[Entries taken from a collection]
▼▼▼
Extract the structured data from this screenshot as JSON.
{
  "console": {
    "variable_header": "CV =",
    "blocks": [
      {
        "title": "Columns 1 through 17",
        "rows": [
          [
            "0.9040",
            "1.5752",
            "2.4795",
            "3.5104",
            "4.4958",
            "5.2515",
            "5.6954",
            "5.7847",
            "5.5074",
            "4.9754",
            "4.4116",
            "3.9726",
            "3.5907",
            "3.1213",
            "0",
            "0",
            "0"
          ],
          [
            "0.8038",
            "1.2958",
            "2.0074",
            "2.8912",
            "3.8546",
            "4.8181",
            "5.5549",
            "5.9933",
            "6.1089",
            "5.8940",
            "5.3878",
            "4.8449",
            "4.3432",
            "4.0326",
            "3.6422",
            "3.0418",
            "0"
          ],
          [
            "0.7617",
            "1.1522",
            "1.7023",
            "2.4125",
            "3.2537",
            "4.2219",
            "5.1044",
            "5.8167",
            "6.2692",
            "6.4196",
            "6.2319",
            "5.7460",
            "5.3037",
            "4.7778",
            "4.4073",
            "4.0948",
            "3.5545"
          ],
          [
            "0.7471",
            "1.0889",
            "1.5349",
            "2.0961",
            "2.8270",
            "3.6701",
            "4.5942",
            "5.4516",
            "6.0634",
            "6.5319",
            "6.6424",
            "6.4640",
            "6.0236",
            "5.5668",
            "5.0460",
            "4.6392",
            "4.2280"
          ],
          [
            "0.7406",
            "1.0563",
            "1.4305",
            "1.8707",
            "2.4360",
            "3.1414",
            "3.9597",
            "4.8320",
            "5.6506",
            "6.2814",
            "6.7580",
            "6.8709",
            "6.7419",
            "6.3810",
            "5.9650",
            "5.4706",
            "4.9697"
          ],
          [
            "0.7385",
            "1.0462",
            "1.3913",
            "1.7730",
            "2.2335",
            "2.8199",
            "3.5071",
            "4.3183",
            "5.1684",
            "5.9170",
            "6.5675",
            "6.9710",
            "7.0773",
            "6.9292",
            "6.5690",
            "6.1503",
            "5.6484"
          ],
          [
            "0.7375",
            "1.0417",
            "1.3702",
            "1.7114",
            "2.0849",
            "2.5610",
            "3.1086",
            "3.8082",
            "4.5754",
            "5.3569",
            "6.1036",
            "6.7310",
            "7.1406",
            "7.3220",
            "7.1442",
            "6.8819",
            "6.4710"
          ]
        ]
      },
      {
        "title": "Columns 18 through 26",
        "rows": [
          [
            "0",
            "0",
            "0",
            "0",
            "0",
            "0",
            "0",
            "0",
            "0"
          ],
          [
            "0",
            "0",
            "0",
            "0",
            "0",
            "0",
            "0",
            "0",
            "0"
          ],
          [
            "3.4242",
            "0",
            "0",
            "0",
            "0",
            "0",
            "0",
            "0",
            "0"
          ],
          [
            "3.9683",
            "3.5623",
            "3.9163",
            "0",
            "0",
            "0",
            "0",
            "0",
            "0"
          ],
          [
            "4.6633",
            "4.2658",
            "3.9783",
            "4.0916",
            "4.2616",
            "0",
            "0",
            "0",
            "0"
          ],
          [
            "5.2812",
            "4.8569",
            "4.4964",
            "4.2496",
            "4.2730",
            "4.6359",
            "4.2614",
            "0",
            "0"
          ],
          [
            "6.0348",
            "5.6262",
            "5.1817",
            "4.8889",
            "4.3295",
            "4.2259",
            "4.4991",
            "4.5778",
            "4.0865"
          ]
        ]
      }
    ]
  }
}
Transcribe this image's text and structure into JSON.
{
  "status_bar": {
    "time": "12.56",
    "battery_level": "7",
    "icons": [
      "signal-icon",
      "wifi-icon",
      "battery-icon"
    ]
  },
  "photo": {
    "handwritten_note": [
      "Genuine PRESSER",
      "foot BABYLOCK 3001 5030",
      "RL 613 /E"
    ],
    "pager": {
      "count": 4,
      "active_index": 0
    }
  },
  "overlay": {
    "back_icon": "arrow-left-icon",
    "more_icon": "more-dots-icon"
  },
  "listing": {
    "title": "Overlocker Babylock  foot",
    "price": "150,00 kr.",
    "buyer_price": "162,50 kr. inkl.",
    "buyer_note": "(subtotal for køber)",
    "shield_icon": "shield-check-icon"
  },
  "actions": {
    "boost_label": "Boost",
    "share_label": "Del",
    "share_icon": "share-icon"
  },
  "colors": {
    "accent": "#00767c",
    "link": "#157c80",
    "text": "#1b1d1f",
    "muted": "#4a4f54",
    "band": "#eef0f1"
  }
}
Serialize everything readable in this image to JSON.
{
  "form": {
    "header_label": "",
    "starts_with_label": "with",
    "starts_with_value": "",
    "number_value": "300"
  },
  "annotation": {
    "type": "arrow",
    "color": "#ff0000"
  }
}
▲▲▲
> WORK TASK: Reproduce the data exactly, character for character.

> FINISHED EXERCISE:
Extract the structured data from this screenshot as JSON.
{
  "console": {
    "variable_header": "CV =",
    "blocks": [
      {
        "title": "Columns 1 through 17",
        "rows": [
          [
            "0.9040",
            "1.5752",
            "2.4795",
            "3.5104",
            "4.4958",
            "5.2515",
            "5.6954",
            "5.7847",
            "5.5074",
            "4.9754",
            "4.4116",
            "3.9726",
            "3.5907",
            "3.1213",
            "0",
            "0",
            "0"
          ],
          [
            "0.8038",
            "1.2958",
            "2.0074",
            "2.8912",
            "3.8546",
            "4.8181",
            "5.5549",
            "5.9933",
            "6.1089",
            "5.8940",
            "5.3878",
            "4.8449",
            "4.3432",
            "4.0326",
            "3.6422",
            "3.0418",
            "0"
          ],
          [
            "0.7617",
            "1.1522",
            "1.7023",
            "2.4125",
            "3.2537",
            "4.2219",
            "5.1044",
            "5.8167",
            "6.2692",
            "6.4196",
            "6.2319",
            "5.7460",
            "5.3037",
            "4.7778",
            "4.4073",
            "4.0948",
            "3.5545"
          ],
          [
            "0.7471",
            "1.0889",
            "1.5349",
            "2.0961",
            "2.8270",
            "3.6701",
            "4.5942",
            "5.4516",
            "6.0634",
            "6.5319",
            "6.6424",
            "6.4640",
            "6.0236",
            "5.5668",
            "5.0460",
            "4.6392",
            "4.2280"
          ],
          [
            "0.7406",
            "1.0563",
            "1.4305",
            "1.8707",
            "2.4360",
            "3.1414",
            "3.9597",
            "4.8320",
            "5.6506",
            "6.2814",
            "6.7580",
            "6.8709",
            "6.7419",
            "6.3810",
            "5.9650",
            "5.4706",
            "4.9697"
          ],
          [
            "0.7385",
            "1.0462",
            "1.3913",
            "1.7730",
            "2.2335",
            "2.8199",
            "3.5071",
            "4.3183",
            "5.1684",
            "5.9170",
            "6.5675",
            "6.9710",
            "7.0773",
            "6.9292",
            "6.5690",
            "6.1503",
            "5.6484"
          ],
          [
            "0.7375",
            "1.0417",
            "1.3702",
            "1.7114",
            "2.0849",
            "2.5610",
            "3.1086",
            "3.8082",
            "4.5754",
            "5.3569",
            "6.1036",
            "6.7310",
            "7.1406",
            "7.3220",
            "7.1442",
            "6.8819",
            "6.4710"
          ]
        ]
      },
      {
        "title": "Columns 18 through 26",
        "rows": [
          [
            "0",
            "0",
            "0",
            "0",
            "0",
            "0",
            "0",
            "0",
            "0"
          ],
          [
            "0",
            "0",
            "0",
            "0",
            "0",
            "0",
            "0",
            "0",
            "0"
          ],
          [
            "3.4242",
            "0",
            "0",
            "0",
            "0",
            "0",
            "0",
            "0",
            "0"
          ],
          [
            "3.9683",
            "3.5623",
            "3.9163",
            "0",
            "0",
            "0",
            "0",
            "0",
            "0"
          ],
          [
            "4.6633",
            "4.2658",
            "3.9783",
            "4.0916",
            "4.2616",
            "0",
            "0",
            "0",
            "0"
          ],
          [
            "5.2812",
            "4.8569",
            "4.4964",
            "4.2496",
            "4.2730",
            "4.6359",
            "4.2614",
            "0",
            "0"
          ],
          [
            "6.0348",
            "5.6262",
            "5.1817",
            "4.8889",
            "4.3295",
            "4.2259",
            "4.4991",
            "4.5778",
            "4.0865"
          ]
        ]
      }
    ]
  }
}
Transcribe this image's text and structure into JSON.
{
  "status_bar": {
    "time": "12.56",
    "battery_level": "7",
    "icons": [
      "signal-icon",
      "wifi-icon",
      "battery-icon"
    ]
  },
  "photo": {
    "handwritten_note": [
      "Genuine PRESSER",
      "foot BABYLOCK 3001 5030",
      "RL 613 /E"
    ],
    "pager": {
      "count": 4,
      "active_index": 0
    }
  },
  "overlay": {
    "back_icon": "arrow-left-icon",
    "more_icon": "more-dots-icon"
  },
  "listing": {
    "title": "Overlocker Babylock  foot",
    "price": "150,00 kr.",
    "buyer_price": "162,50 kr. inkl.",
    "buyer_note": "(subtotal for køber)",
    "shield_icon": "shield-check-icon"
  },
  "actions": {
    "boost_label": "Boost",
    "share_label": "Del",
    "share_icon": "share-icon"
  },
  "colors": {
    "accent": "#00767c",
    "link": "#157c80",
    "text": "#1b1d1f",
    "muted": "#4a4f54",
    "band": "#eef0f1"
  }
}
Serialize everything readable in this image to JSON.
{
  "form": {
    "header_label": "",
    "starts_with_label": "with",
    "starts_with_value": "",
    "number_value": "300"
  },
  "annotation": {
    "type": "arrow",
    "color": "#ff0000"
  }
}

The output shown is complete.